■ WHAT YOU WILL DO
Where the records below have a line with "title", that line is to be copied.

╭─ SUPPLIED DATA

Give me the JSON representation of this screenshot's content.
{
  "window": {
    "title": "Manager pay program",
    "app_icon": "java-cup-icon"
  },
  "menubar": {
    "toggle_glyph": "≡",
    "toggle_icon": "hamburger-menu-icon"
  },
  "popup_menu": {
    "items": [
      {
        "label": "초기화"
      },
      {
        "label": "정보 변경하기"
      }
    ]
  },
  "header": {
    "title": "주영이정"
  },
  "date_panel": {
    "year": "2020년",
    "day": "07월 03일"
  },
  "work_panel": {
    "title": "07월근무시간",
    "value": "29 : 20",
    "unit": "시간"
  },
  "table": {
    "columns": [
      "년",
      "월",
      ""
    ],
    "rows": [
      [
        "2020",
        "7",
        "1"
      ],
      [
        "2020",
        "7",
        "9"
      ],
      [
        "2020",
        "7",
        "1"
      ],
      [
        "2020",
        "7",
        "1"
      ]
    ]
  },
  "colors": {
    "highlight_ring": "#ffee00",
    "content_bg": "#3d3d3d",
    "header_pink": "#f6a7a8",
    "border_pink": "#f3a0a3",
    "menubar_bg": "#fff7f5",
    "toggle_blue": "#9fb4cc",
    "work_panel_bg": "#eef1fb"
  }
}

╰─

■ OUTPUT FOR THIS EXERCISE
    "title": "Manager pay program",
    "title": "주영이정"
    "title": "07월근무시간",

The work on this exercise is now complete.